U.N. forces are protecting Alassane Ouattara, who won a November 28 election according to U.N.-certified results.
They have accused the forces of incumbent Laurent Gbagbo, who has refused to step down, of using heavy weapons against civilians. Gbagbo's camp has denied the charges.
The appeal from ex-colonial ruler France, which has troops in Ivory Coast but has ruled out intervening itself, follows growing complaints from inside and outside the country over inaction as the toll from the crisis mounts.
"There is a U.N. force on the ground. I think it should, without doubt, play its role more efficiently because it has a mandate that allows it to use force if there are clashes or there is violence," French Foreign Minister Alain Juppe told France 2 television. The remarks were reported on the website of French broadcaster RFI.

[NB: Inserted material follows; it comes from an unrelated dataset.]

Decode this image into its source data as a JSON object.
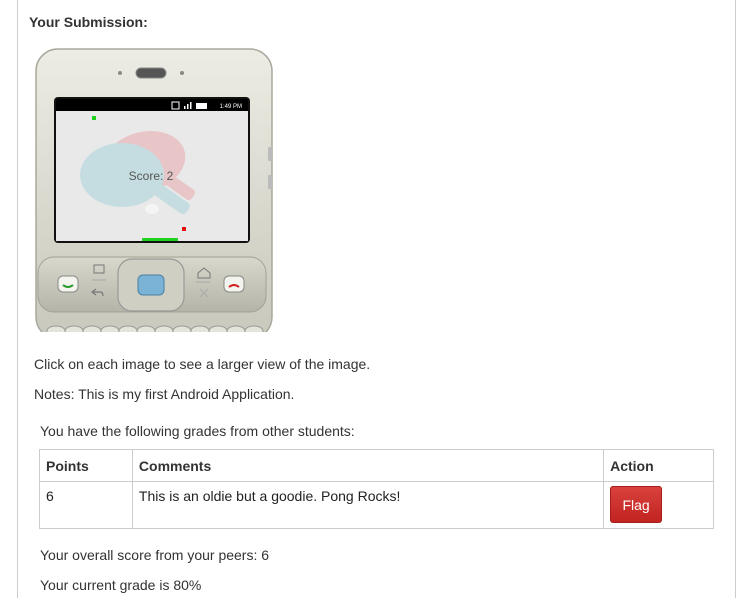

Ouattara has called for more to be done to protect civilians and Nigeria, current leader of West Africa's ECOWAS bloc, is also seeking more decisive U.N. action.
A U.N. human rights officer said security forces loyal to Gbagbo were indiscriminately shelling neighborhoods seen as pro-Ouattara, and had killed 50 people in past week, bringing the confirmed death toll from the conflict to 462. Another 450,000 people have fled their homes.
"(Gbagbo's) special forces have been firing and launching explosives indiscriminately on part of the population suspected to be pro-Ouattara," Guillaume N'Gefa, a U.N. human rights official based in Abidjan told a news conference Thursday.
"We have registered ... from these indiscriminate attacks 50 deaths, including five children, and many dozens of wounded."
The U.N. mission said earlier this week it was monitoring the use of heavy weapons and would take action within its mandate against any attempt to use them.
Gbagbo's government has repeatedly denied allegations its forces have used heavy weapons against civilians, and accuses the U.N. mission of siding with "rebels" trying to oust him.
West African leaders were meeting in the Nigerian capital Abuja Thursday to discuss the crisis. Nigeria has accused the international community of double standards for imposing a no-fly zone in Libya but doing little in Ivory Coast.
Ouattara has been recognized as Ivory Coast's president by world leaders but Gbagbo, with the backing of much of the armed forces, has refused to stand down and accused the international community of interfering in a sovereign matter.
Gbagbo has denied accusations that his camp is responsible for most of the abuses, some of which rights groups say may constitute crimes against humanity.
(Writing by David Lewis; Editing by Richard Valdmanis and Peter Graff)